From the material that follows, count the lines with the word "مدارک" in them. Reply with the number only.
__________
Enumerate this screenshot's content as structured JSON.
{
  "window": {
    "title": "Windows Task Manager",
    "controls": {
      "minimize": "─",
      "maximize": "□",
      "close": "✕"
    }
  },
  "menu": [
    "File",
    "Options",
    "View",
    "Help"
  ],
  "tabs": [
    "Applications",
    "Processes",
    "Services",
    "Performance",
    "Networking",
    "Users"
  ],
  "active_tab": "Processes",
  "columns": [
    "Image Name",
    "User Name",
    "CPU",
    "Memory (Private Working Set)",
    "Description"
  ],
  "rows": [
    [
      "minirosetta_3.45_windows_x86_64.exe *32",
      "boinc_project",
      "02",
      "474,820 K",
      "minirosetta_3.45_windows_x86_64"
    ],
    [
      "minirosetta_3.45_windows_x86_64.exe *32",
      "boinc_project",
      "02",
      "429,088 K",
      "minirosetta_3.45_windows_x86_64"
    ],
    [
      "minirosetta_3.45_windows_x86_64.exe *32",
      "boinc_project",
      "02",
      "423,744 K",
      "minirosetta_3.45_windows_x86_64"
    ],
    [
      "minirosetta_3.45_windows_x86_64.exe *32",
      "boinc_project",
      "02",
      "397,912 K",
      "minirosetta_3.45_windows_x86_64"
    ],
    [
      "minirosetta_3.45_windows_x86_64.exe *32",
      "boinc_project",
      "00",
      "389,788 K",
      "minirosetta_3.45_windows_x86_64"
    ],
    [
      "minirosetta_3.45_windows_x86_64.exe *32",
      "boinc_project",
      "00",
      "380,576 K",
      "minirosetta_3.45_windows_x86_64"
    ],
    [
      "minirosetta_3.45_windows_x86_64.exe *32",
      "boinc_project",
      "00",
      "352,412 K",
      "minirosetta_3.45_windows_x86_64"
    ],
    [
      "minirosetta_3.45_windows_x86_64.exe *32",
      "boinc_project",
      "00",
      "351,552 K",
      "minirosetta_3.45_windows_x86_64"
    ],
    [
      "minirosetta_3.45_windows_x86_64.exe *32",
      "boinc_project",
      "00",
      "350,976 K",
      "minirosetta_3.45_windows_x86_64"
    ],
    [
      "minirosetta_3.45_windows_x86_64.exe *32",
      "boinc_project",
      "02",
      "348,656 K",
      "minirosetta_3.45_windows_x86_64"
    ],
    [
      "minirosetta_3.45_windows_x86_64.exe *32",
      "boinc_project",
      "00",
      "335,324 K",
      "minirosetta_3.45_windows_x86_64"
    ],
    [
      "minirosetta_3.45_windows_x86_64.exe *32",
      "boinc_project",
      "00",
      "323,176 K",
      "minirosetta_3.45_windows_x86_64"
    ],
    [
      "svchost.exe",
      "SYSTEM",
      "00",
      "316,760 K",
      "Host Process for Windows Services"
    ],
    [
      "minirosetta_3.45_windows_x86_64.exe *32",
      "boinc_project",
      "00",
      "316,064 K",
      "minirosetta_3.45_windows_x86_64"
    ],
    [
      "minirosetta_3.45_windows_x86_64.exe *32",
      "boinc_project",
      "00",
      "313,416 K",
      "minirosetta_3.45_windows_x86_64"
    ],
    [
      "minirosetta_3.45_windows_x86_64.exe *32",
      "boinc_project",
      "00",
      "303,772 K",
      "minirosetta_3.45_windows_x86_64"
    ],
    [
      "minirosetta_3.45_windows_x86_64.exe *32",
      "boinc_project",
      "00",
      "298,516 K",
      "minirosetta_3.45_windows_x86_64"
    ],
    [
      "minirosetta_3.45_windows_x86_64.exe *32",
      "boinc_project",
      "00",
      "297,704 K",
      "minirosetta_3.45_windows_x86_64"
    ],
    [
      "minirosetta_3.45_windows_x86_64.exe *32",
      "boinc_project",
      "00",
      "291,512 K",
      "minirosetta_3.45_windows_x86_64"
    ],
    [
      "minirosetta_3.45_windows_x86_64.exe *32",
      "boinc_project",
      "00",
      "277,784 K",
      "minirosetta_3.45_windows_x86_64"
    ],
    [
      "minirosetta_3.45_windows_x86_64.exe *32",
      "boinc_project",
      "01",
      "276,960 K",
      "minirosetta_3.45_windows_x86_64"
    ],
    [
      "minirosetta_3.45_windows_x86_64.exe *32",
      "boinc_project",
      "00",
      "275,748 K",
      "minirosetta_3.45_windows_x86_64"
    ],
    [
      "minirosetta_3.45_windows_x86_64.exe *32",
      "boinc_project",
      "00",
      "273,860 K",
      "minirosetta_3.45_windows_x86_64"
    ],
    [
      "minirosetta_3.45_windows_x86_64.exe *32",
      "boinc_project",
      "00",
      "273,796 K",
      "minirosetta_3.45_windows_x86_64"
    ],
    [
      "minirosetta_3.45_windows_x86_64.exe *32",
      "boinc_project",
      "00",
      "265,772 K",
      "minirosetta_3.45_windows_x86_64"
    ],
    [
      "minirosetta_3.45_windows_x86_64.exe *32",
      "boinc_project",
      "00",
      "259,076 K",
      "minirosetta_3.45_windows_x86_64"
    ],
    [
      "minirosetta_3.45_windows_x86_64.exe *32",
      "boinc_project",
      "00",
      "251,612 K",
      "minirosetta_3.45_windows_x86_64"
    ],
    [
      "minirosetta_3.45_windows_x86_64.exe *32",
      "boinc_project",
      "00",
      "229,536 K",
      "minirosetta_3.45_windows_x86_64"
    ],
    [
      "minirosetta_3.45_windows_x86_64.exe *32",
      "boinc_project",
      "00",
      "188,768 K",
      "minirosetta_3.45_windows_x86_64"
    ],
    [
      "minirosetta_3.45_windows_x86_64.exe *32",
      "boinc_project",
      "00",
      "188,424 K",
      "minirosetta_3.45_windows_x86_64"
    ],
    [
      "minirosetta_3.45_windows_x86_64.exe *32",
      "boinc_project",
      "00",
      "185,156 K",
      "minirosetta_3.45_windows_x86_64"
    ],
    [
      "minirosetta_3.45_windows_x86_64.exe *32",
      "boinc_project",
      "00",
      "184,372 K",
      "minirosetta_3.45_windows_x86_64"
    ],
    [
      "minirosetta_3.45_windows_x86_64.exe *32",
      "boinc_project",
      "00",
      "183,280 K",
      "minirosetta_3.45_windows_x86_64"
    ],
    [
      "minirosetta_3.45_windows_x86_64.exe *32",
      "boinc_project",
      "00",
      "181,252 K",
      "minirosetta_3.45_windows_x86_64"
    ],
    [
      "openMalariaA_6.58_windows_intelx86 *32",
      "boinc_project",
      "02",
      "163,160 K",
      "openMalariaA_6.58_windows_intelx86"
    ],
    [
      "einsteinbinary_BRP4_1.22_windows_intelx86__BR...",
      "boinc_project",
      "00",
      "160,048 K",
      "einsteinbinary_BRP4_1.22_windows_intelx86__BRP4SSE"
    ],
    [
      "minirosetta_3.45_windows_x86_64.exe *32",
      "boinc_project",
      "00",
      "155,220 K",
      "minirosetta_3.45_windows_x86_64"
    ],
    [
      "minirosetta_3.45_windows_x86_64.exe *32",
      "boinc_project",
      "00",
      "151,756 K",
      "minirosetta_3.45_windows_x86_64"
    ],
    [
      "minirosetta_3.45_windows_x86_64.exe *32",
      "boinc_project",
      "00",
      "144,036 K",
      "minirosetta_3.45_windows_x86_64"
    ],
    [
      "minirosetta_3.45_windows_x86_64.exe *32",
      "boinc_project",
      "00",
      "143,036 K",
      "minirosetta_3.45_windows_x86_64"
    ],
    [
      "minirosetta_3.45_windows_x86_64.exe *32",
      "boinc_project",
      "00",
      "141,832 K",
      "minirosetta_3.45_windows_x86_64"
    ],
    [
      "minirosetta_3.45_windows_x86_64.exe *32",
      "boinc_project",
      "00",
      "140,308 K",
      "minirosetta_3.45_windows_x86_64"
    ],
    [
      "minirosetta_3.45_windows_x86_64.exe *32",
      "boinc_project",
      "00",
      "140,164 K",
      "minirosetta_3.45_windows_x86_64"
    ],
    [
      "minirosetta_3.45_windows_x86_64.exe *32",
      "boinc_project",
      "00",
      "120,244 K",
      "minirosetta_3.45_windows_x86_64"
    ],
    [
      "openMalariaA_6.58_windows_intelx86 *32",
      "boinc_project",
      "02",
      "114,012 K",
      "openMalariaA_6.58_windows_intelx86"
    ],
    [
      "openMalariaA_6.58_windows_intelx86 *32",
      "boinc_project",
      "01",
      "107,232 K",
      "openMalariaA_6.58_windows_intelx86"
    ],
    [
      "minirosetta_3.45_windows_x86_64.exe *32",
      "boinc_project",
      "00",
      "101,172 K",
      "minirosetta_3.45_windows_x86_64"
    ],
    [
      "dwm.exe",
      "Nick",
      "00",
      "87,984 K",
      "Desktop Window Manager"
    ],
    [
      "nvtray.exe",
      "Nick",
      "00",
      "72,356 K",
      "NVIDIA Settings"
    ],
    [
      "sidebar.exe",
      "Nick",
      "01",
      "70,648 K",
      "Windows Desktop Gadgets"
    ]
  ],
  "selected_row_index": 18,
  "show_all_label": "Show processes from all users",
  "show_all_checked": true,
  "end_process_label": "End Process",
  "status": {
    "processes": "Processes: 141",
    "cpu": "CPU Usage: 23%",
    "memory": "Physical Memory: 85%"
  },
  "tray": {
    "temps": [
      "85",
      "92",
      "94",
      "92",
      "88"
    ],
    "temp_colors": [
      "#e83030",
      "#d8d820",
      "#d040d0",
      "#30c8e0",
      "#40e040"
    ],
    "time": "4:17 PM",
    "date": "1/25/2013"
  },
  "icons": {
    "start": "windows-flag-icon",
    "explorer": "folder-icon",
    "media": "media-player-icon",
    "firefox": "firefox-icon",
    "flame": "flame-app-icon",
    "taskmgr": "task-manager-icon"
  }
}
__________
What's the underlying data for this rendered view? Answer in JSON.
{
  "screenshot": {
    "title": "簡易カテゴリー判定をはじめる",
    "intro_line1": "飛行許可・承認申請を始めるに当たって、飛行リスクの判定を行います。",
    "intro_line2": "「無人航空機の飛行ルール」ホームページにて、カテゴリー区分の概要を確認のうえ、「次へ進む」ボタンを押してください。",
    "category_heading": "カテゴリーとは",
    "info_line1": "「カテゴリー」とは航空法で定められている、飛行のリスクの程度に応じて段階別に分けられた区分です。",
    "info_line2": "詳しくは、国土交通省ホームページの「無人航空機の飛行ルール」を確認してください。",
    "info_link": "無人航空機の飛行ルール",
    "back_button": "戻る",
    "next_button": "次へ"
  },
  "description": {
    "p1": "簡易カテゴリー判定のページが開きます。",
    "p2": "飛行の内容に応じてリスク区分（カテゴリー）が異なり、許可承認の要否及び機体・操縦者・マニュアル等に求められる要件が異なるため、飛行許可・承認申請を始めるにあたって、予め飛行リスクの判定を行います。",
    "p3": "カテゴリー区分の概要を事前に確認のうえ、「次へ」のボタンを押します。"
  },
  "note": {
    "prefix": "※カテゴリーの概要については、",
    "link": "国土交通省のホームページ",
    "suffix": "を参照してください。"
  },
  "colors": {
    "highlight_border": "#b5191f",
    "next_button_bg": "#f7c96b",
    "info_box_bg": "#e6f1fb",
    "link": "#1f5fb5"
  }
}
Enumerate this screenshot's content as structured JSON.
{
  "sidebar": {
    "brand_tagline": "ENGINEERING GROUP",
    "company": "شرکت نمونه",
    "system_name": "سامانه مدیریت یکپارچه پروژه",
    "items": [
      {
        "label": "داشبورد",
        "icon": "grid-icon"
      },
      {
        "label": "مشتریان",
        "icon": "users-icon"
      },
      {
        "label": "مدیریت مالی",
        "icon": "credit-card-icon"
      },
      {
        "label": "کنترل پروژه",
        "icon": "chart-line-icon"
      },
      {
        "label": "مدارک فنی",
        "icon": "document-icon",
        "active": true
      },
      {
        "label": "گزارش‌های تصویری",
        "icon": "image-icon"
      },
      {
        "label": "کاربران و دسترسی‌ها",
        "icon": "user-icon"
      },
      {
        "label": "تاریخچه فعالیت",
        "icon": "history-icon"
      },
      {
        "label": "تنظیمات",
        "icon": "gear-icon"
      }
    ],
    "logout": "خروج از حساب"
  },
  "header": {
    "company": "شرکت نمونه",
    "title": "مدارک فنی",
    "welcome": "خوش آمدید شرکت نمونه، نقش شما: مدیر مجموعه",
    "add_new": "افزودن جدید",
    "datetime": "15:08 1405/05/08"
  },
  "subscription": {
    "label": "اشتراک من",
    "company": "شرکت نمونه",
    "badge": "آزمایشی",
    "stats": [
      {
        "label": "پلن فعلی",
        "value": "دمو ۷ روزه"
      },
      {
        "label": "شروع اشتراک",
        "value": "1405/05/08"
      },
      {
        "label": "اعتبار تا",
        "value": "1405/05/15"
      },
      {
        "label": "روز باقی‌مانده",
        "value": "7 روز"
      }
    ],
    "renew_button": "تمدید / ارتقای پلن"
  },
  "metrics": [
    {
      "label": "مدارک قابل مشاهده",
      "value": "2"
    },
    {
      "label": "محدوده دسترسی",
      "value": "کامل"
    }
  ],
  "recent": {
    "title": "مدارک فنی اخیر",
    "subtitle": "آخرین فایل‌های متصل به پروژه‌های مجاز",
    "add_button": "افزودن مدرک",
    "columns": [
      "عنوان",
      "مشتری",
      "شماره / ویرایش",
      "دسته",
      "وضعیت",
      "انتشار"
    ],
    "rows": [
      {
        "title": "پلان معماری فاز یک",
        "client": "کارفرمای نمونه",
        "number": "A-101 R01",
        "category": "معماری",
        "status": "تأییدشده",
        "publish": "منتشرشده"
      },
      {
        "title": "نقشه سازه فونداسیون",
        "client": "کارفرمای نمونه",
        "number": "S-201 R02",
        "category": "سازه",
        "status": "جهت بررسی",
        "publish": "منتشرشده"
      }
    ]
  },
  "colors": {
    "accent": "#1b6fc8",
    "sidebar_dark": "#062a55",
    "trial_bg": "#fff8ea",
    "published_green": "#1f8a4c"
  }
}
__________
_SOLVED PROBLEM_
4